[Task description] Each line of the data must be written out again verbatim; no image belongs in the copy.
[[ Material provided, beginning ]]
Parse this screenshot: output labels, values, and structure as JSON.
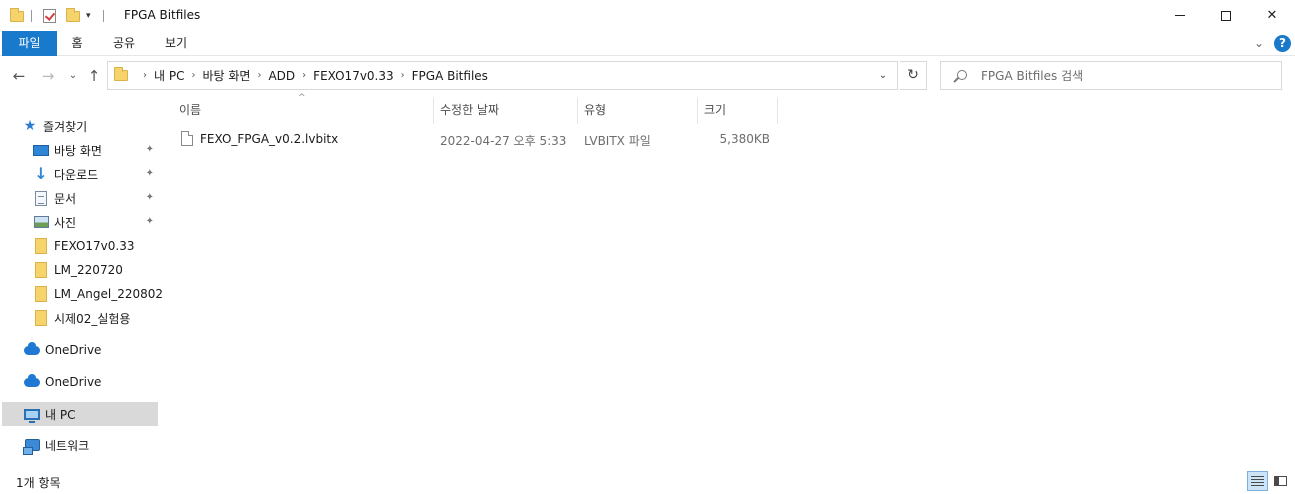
{
  "window": {
    "title": "FPGA Bitfiles",
    "minimize_glyph": "",
    "close_glyph": "✕"
  },
  "ribbon": {
    "tabs": [
      {
        "label": "파일"
      },
      {
        "label": "홈"
      },
      {
        "label": "공유"
      },
      {
        "label": "보기"
      }
    ],
    "help_glyph": "?",
    "expand_glyph": "⌄"
  },
  "nav_buttons": {
    "back": "←",
    "forward": "→",
    "recent": "⌄",
    "up": "↑"
  },
  "address": {
    "crumbs": [
      "내 PC",
      "바탕 화면",
      "ADD",
      "FEXO17v0.33",
      "FPGA Bitfiles"
    ],
    "separator": "›",
    "dropdown_glyph": "⌄",
    "refresh_glyph": "↻"
  },
  "search": {
    "placeholder": "FPGA Bitfiles 검색"
  },
  "navpane": {
    "quick_access": "즐겨찾기",
    "pinned": [
      {
        "label": "바탕 화면",
        "icon": "desktop-icon"
      },
      {
        "label": "다운로드",
        "icon": "download-icon"
      },
      {
        "label": "문서",
        "icon": "documents-icon"
      },
      {
        "label": "사진",
        "icon": "pictures-icon"
      }
    ],
    "folders": [
      {
        "label": "FEXO17v0.33"
      },
      {
        "label": "LM_220720"
      },
      {
        "label": "LM_Angel_220802"
      },
      {
        "label": "시제02_실험용"
      }
    ],
    "onedrive_1": "OneDrive",
    "onedrive_2": "OneDrive",
    "this_pc": "내 PC",
    "network": "네트워크",
    "pin_glyph": "📌"
  },
  "columns": {
    "name": "이름",
    "date": "수정한 날짜",
    "type": "유형",
    "size": "크기",
    "sort_glyph": "^"
  },
  "files": [
    {
      "name": "FEXO_FPGA_v0.2.lvbitx",
      "date": "2022-04-27 오후 5:33",
      "type": "LVBITX 파일",
      "size": "5,380KB"
    }
  ],
  "status": {
    "item_count": "1개 항목"
  },
  "colors": {
    "accent": "#1979ca",
    "folder": "#f6d36b",
    "selected_nav": "#d9d9d9"
  }
}
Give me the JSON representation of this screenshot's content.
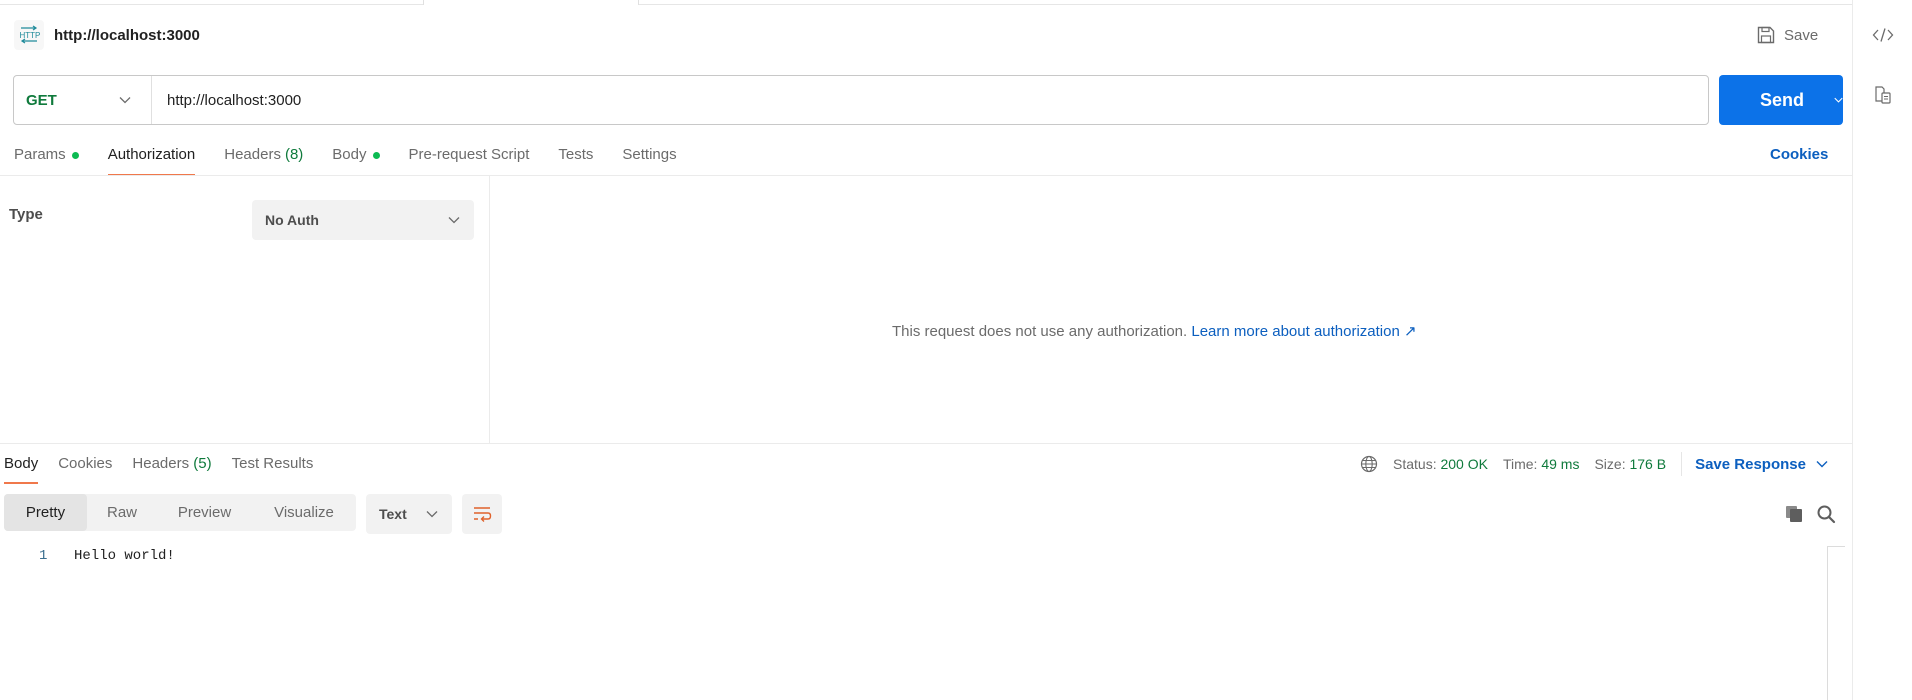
{
  "request": {
    "title": "http://localhost:3000",
    "icon": "http-icon",
    "save_label": "Save",
    "method": "GET",
    "url": "http://localhost:3000",
    "send_label": "Send"
  },
  "request_tabs": [
    {
      "label": "Params",
      "dot": true
    },
    {
      "label": "Authorization",
      "active": true
    },
    {
      "label": "Headers",
      "count": "(8)"
    },
    {
      "label": "Body",
      "dot": true
    },
    {
      "label": "Pre-request Script"
    },
    {
      "label": "Tests"
    },
    {
      "label": "Settings"
    }
  ],
  "cookies_label": "Cookies",
  "auth": {
    "type_label": "Type",
    "selected_type": "No Auth",
    "message": "This request does not use any authorization.",
    "link_label": "Learn more about authorization ↗"
  },
  "response": {
    "tabs": [
      {
        "label": "Body",
        "active": true
      },
      {
        "label": "Cookies"
      },
      {
        "label": "Headers",
        "count": "(5)"
      },
      {
        "label": "Test Results"
      }
    ],
    "status_label": "Status:",
    "status_value": "200 OK",
    "time_label": "Time:",
    "time_value": "49 ms",
    "size_label": "Size:",
    "size_value": "176 B",
    "save_response_label": "Save Response",
    "view_modes": [
      "Pretty",
      "Raw",
      "Preview",
      "Visualize"
    ],
    "active_view": "Pretty",
    "format": "Text",
    "lines": [
      {
        "no": "1",
        "text": "Hello world!"
      }
    ]
  },
  "colors": {
    "send": "#0c72e8",
    "accent_underline": "#f0784b",
    "status_ok": "#0f7a3c",
    "link": "#0c5fbf"
  }
}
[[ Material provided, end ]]
[Reply]
Parse this screenshot: output labels, values, and structure as JSON.
{
  "window": {
    "title": "FPGA Bitfiles",
    "minimize_glyph": "",
    "close_glyph": "✕"
  },
  "ribbon": {
    "tabs": [
      {
        "label": "파일"
      },
      {
        "label": "홈"
      },
      {
        "label": "공유"
      },
      {
        "label": "보기"
      }
    ],
    "help_glyph": "?",
    "expand_glyph": "⌄"
  },
  "nav_buttons": {
    "back": "←",
    "forward": "→",
    "recent": "⌄",
    "up": "↑"
  },
  "address": {
    "crumbs": [
      "내 PC",
      "바탕 화면",
      "ADD",
      "FEXO17v0.33",
      "FPGA Bitfiles"
    ],
    "separator": "›",
    "dropdown_glyph": "⌄",
    "refresh_glyph": "↻"
  },
  "search": {
    "placeholder": "FPGA Bitfiles 검색"
  },
  "navpane": {
    "quick_access": "즐겨찾기",
    "pinned": [
      {
        "label": "바탕 화면",
        "icon": "desktop-icon"
      },
      {
        "label": "다운로드",
        "icon": "download-icon"
      },
      {
        "label": "문서",
        "icon": "documents-icon"
      },
      {
        "label": "사진",
        "icon": "pictures-icon"
      }
    ],
    "folders": [
      {
        "label": "FEXO17v0.33"
      },
      {
        "label": "LM_220720"
      },
      {
        "label": "LM_Angel_220802"
      },
      {
        "label": "시제02_실험용"
      }
    ],
    "onedrive_1": "OneDrive",
    "onedrive_2": "OneDrive",
    "this_pc": "내 PC",
    "network": "네트워크",
    "pin_glyph": "📌"
  },
  "columns": {
    "name": "이름",
    "date": "수정한 날짜",
    "type": "유형",
    "size": "크기",
    "sort_glyph": "^"
  },
  "files": [
    {
      "name": "FEXO_FPGA_v0.2.lvbitx",
      "date": "2022-04-27 오후 5:33",
      "type": "LVBITX 파일",
      "size": "5,380KB"
    }
  ],
  "status": {
    "item_count": "1개 항목"
  },
  "colors": {
    "accent": "#1979ca",
    "folder": "#f6d36b",
    "selected_nav": "#d9d9d9"
  }
}
Give me the JSON representation of this screenshot's content.
{
  "request": {
    "title": "http://localhost:3000",
    "icon": "http-icon",
    "save_label": "Save",
    "method": "GET",
    "url": "http://localhost:3000",
    "send_label": "Send"
  },
  "request_tabs": [
    {
      "label": "Params",
      "dot": true
    },
    {
      "label": "Authorization",
      "active": true
    },
    {
      "label": "Headers",
      "count": "(8)"
    },
    {
      "label": "Body",
      "dot": true
    },
    {
      "label": "Pre-request Script"
    },
    {
      "label": "Tests"
    },
    {
      "label": "Settings"
    }
  ],
  "cookies_label": "Cookies",
  "auth": {
    "type_label": "Type",
    "selected_type": "No Auth",
    "message": "This request does not use any authorization.",
    "link_label": "Learn more about authorization ↗"
  },
  "response": {
    "tabs": [
      {
        "label": "Body",
        "active": true
      },
      {
        "label": "Cookies"
      },
      {
        "label": "Headers",
        "count": "(5)"
      },
      {
        "label": "Test Results"
      }
    ],
    "status_label": "Status:",
    "status_value": "200 OK",
    "time_label": "Time:",
    "time_value": "49 ms",
    "size_label": "Size:",
    "size_value": "176 B",
    "save_response_label": "Save Response",
    "view_modes": [
      "Pretty",
      "Raw",
      "Preview",
      "Visualize"
    ],
    "active_view": "Pretty",
    "format": "Text",
    "lines": [
      {
        "no": "1",
        "text": "Hello world!"
      }
    ]
  },
  "colors": {
    "send": "#0c72e8",
    "accent_underline": "#f0784b",
    "status_ok": "#0f7a3c",
    "link": "#0c5fbf"
  }
}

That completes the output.